Using the scroll heatmap, you can hover over a section of a page to view the percentage of users that reached that point. Scroll heatmaps also identify an average fold—the area at the top of a page that users see before scrolling.
Note: Dashboard filters can also be applied to the “Recordings” and “Heatmaps” tabs.
How to Fine-tune Clarity’s Settings
Microsoft Clarity makes it simple to start new projects, mask data, and block specific IP addresses. It also integrates with Google Analytics to provide a more detailed picture of your website’s strengths and weaknesses.
Clarity Setup: Compatible With Popular Third-party Platforms
After signing into Clarity, you’ll be directed to your “Projects” page. Start by clicking “ADD A NEW PROJECT” and entering details for your site. It’s worth noting that Clarity’s functionality is available for all websites, regardless of traffic volume.
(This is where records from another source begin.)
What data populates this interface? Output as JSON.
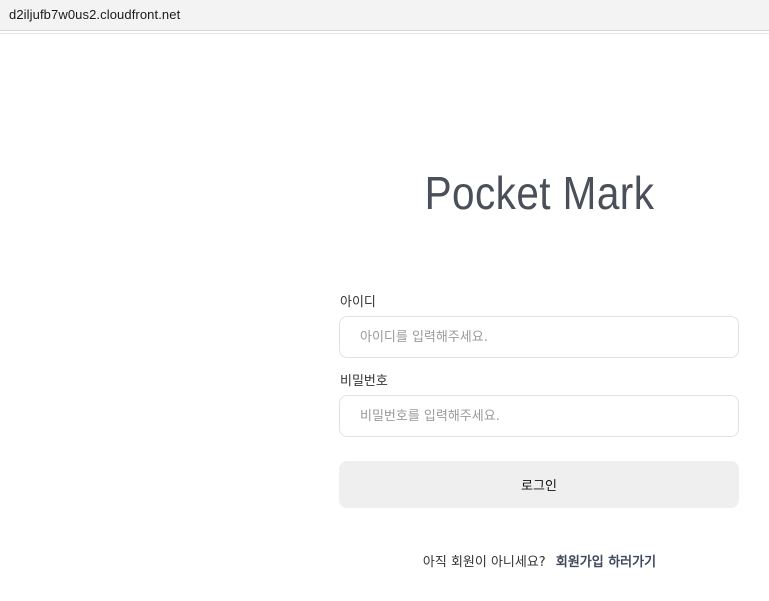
{
  "browser": {
    "url": "d2iljufb7w0us2.cloudfront.net"
  },
  "app": {
    "title": "Pocket Mark"
  },
  "login_form": {
    "id_label": "아이디",
    "id_placeholder": "아이디를 입력해주세요.",
    "password_label": "비밀번호",
    "password_placeholder": "비밀번호를 입력해주세요.",
    "submit_label": "로그인"
  },
  "signup": {
    "question": "아직 회원이 아니세요?",
    "link_label": "회원가입 하러가기"
  }
}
After you create a project, you’ll be taken to the “Setup” page and given a Clarity tracking code. Copy and paste the code to the <head> HTML section of your page, or install it via Clarity’s WordPress plugin or Google Tag Manager template. Clarity also provides setup instructions for multiple third-party platforms.
Masking: Protect Your Website’s Data
There are three masking modes that prevent Clarity from capturing your website’s sensitive text:
- Strict: All text is masked.
- Balanced: Only sensitive text is masked. Sensitive text includes input fields, numbers, and email addresses. (This is Clarity’s default setting.)
- Relaxed: No text is masked.
In addition to Clarity’s masking modes, you can also mask specific content, such as images.
Note: It’s not advisable to use Clarity on sites that include sensitive data, such as medical records or financial information.
IP Blocking: Exclude Certain Visitors From Tracking
IP blocking prevents specific IP addresses from being recorded by Clarity. For example, you may want to block site visits from your team members. Traffic coming from addresses on the block list won’t appear on your project’s dashboard.
Google Analytics: Link to Clarity Recordings
Although there are similarities between the platforms, Google Analytics and Clarity aren’t competitors, they complement each other. Google Analytics measures traffic and e-commerce performance. Clarity tracks similar metrics, but it also lets you see how users actually navigate and engage with your site.
For instance, if you notice an underperforming page in Google Analytics, you can use Clarity to watch user sessions and identify the page’s design flaws. In fact, Clarity provides an easy way to link to session playbacks from your Google Analytics dashboard.
Microsoft Clarity Yields Valuable User Insights
Designers pour countless hours into user research, information architecture, prototyping, and testing. Behavioral analytics are vital to this ongoing process of discovery and refinement because they reveal which design choices work and which don’t. With its intuitive features and graphic simplicity, Microsoft Clarity helps designers turn complex user behaviors into data-backed design decisions.
Further reading on the Toptal Design Blog:
Understanding the basics
What is Microsoft Clarity?
Microsoft Clarity is a behavioral analytics tool that turns user data into visual insights and shows which parts of your website get the most engagement. It offers dashboards, heatmaps, session replays, and features such as rage clicks and dead clicks that make it easy to analyze issues that frustrate users.
What does user retention mean?
User retention measures customers’ use of a product over a specific timeframe. It’s based on how much and how often users interact with the product. However, it can be difficult to define what constitutes “using” a product, and each company must set its own user retention goals.
What does a heatmap tell you?
Heatmaps help you visualize aggregated web sessions and reveal how users interact with a page. There are three types of heatmaps in Microsoft Clarity. Click and tap heatmaps show where users clicked on a desktop or mobile page, and scroll heatmaps show how far users scrolled down a page.